After Liberals on the justice committee opted not to invite back Wilson-Raybould, Scheer teased to reporters that his party was prepared to take "emergency" steps in the House. Scheer also hinted that Tories could somehow delay the release of Morneau's budget in the afternoon.

Morneau pre-empted all that by quietly tabling his spending plan in the Commons minutes before 4 p.m. EST, the time at which markets close.

Watch that moment:

But before Morneau could speak about his plan, Tories forced a vote on a motion to allow MPs on the fisheries committee to travel. In a deliberate time-wasting exercise, a number of Tory MPs voted both for and against the motion, only to rise later, apologize, and work in a reference to how Liberals should "let [Wilson-Raybould] speak."

"I understand that I may have voted twice in that last vote. I appreciate the fact that you are recognizing me and allowing my voice to speak, to allow me to clarify the record," Tory foreign affairs critic Erin O'Toole said, in one instance. "Allowing someone to speak allows for clarity and sunshine, Mr. Speaker. Let her speak."

When Morneau finally began to deliver his speech, about an hour later than expected, Conservatives drowned him out with loud heckles, stomping, and chants.
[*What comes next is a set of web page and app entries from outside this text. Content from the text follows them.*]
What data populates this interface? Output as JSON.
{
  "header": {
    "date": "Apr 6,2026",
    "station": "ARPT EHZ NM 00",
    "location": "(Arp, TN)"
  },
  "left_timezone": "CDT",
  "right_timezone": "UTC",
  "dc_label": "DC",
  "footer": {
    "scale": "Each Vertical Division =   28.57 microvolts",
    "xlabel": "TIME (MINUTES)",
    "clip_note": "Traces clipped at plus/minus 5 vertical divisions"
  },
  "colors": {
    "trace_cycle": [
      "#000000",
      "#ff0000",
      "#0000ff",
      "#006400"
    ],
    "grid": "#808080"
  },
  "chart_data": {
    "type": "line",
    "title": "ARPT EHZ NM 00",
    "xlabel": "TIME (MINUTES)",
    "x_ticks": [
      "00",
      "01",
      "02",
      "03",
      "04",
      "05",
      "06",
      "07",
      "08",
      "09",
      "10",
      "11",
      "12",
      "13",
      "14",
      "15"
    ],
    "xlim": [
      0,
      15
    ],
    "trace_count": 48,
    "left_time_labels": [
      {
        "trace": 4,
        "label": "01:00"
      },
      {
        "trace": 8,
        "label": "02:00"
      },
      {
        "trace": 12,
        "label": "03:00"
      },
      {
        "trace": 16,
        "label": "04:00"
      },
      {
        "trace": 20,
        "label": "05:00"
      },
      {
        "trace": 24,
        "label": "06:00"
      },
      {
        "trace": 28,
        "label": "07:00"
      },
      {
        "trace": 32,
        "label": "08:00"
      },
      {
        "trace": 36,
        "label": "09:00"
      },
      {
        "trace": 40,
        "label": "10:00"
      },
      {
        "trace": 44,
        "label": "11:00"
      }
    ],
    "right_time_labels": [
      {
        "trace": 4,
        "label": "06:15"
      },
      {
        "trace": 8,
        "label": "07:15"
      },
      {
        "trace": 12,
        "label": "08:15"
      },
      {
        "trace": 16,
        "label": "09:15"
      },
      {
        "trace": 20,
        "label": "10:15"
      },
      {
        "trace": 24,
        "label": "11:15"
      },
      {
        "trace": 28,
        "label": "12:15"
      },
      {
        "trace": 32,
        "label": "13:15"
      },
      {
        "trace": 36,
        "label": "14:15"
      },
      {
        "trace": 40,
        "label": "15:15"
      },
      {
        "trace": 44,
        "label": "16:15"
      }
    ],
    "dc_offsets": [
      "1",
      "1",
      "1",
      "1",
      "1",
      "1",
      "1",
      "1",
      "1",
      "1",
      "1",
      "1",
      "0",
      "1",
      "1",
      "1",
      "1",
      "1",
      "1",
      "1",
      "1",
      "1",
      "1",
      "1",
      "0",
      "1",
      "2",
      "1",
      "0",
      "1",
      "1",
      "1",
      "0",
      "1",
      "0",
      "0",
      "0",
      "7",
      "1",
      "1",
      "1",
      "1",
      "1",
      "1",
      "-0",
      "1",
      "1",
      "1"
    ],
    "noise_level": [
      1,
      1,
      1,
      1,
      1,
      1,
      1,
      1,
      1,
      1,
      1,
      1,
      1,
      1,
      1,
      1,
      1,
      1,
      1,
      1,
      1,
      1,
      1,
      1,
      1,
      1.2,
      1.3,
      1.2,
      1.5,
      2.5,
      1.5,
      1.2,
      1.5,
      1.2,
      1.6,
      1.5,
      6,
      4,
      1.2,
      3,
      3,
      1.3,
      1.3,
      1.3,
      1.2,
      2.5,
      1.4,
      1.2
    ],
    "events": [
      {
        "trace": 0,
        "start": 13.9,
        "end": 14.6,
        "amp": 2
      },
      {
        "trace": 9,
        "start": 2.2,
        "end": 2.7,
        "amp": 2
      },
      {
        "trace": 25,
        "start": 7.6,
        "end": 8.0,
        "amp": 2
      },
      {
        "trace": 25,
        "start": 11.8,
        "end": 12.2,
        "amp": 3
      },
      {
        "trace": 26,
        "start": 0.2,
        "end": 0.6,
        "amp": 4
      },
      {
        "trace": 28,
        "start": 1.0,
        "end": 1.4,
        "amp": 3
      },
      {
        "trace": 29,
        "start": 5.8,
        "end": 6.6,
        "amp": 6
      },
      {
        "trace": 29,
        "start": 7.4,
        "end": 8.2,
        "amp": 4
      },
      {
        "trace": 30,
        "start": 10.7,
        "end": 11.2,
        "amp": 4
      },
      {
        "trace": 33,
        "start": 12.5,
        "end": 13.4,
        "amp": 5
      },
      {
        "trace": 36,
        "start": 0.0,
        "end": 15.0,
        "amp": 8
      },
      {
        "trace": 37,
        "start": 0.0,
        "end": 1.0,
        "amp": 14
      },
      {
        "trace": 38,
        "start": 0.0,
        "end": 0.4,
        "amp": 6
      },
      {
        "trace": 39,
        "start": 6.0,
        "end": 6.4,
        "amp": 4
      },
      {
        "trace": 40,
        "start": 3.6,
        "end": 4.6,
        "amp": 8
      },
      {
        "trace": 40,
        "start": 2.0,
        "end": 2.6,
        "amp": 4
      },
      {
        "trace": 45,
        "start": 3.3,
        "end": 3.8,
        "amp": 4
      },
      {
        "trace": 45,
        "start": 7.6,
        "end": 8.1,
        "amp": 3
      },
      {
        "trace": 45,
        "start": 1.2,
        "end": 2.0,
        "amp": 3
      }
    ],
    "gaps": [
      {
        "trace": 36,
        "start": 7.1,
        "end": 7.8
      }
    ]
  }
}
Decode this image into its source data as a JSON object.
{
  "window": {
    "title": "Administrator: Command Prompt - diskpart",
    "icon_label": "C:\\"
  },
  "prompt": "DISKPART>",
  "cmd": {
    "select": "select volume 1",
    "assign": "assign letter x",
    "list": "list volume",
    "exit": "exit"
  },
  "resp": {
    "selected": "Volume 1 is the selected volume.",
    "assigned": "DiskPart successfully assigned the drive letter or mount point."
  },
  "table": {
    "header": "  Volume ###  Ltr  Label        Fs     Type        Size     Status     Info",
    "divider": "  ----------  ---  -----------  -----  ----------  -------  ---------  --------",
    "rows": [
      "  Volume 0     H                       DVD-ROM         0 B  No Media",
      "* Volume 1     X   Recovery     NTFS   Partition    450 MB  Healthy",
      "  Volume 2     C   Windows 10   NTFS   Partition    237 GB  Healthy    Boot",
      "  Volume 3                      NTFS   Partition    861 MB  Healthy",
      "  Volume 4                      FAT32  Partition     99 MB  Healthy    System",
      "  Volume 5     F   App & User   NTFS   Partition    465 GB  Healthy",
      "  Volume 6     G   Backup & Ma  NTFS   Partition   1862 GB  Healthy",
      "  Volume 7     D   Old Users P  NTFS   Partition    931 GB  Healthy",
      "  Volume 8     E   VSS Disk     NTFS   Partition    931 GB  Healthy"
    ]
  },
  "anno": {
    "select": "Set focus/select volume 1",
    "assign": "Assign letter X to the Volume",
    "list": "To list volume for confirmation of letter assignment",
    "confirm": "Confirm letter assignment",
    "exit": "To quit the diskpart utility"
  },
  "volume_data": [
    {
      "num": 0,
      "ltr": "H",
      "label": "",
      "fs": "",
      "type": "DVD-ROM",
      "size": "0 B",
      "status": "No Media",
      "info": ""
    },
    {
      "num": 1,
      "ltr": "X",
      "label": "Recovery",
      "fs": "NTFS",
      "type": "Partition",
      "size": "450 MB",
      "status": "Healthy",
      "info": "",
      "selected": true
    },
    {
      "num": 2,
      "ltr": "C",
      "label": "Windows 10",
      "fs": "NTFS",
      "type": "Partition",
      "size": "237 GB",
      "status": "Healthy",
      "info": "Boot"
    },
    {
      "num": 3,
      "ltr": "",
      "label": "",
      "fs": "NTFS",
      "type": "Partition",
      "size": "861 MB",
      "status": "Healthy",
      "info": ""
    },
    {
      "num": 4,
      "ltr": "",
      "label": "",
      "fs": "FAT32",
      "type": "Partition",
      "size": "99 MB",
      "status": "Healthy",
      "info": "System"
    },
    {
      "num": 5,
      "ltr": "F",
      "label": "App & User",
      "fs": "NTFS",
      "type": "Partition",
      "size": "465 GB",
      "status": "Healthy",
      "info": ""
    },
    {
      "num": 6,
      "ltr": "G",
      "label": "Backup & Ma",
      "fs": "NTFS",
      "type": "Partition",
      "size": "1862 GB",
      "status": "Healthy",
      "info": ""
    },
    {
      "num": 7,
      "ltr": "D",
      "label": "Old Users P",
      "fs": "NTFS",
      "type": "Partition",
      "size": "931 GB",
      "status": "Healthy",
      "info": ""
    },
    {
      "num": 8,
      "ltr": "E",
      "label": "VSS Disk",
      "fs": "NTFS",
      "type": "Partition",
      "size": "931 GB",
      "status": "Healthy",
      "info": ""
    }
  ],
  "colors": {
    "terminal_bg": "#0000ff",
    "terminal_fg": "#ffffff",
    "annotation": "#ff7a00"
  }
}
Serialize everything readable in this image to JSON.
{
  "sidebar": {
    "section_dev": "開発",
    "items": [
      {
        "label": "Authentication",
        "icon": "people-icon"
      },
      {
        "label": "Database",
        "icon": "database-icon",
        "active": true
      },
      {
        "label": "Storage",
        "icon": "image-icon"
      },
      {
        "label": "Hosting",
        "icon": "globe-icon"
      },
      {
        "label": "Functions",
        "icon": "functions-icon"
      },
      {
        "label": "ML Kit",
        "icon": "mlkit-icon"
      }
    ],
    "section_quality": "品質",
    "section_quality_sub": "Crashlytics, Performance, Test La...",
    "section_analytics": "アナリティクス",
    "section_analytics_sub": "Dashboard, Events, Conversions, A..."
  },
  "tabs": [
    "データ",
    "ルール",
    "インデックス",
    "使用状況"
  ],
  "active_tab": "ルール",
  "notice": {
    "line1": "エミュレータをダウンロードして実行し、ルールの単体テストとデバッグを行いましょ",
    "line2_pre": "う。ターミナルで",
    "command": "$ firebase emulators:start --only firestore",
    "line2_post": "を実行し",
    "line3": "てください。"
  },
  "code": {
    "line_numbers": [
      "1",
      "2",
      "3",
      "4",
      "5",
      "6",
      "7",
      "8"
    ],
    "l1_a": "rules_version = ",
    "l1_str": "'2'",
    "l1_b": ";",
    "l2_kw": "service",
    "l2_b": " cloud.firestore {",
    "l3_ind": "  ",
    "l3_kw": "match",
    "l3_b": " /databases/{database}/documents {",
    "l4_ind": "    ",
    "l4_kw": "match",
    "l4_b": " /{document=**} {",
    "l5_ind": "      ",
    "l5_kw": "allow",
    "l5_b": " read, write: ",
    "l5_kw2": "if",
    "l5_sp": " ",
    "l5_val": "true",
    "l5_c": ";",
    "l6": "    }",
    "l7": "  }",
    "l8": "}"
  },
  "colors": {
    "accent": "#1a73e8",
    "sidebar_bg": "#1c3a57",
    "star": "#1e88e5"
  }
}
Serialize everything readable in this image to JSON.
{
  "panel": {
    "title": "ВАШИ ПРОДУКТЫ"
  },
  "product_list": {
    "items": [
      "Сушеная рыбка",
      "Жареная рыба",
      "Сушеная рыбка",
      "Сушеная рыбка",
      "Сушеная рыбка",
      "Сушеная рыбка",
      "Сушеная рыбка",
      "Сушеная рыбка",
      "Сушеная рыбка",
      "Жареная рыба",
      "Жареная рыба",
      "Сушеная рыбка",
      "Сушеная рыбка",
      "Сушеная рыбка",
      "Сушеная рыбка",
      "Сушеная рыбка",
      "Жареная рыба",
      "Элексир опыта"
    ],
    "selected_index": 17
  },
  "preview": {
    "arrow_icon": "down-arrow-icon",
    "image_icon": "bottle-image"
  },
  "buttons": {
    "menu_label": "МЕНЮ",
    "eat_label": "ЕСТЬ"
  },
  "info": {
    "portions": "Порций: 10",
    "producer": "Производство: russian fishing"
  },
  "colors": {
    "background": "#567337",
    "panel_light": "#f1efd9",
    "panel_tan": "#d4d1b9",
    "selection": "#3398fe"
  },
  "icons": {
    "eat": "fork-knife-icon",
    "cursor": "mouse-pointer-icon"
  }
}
He finished his remarks, uninterrupted, once Tories left the chamber.

With files from The Canadian Press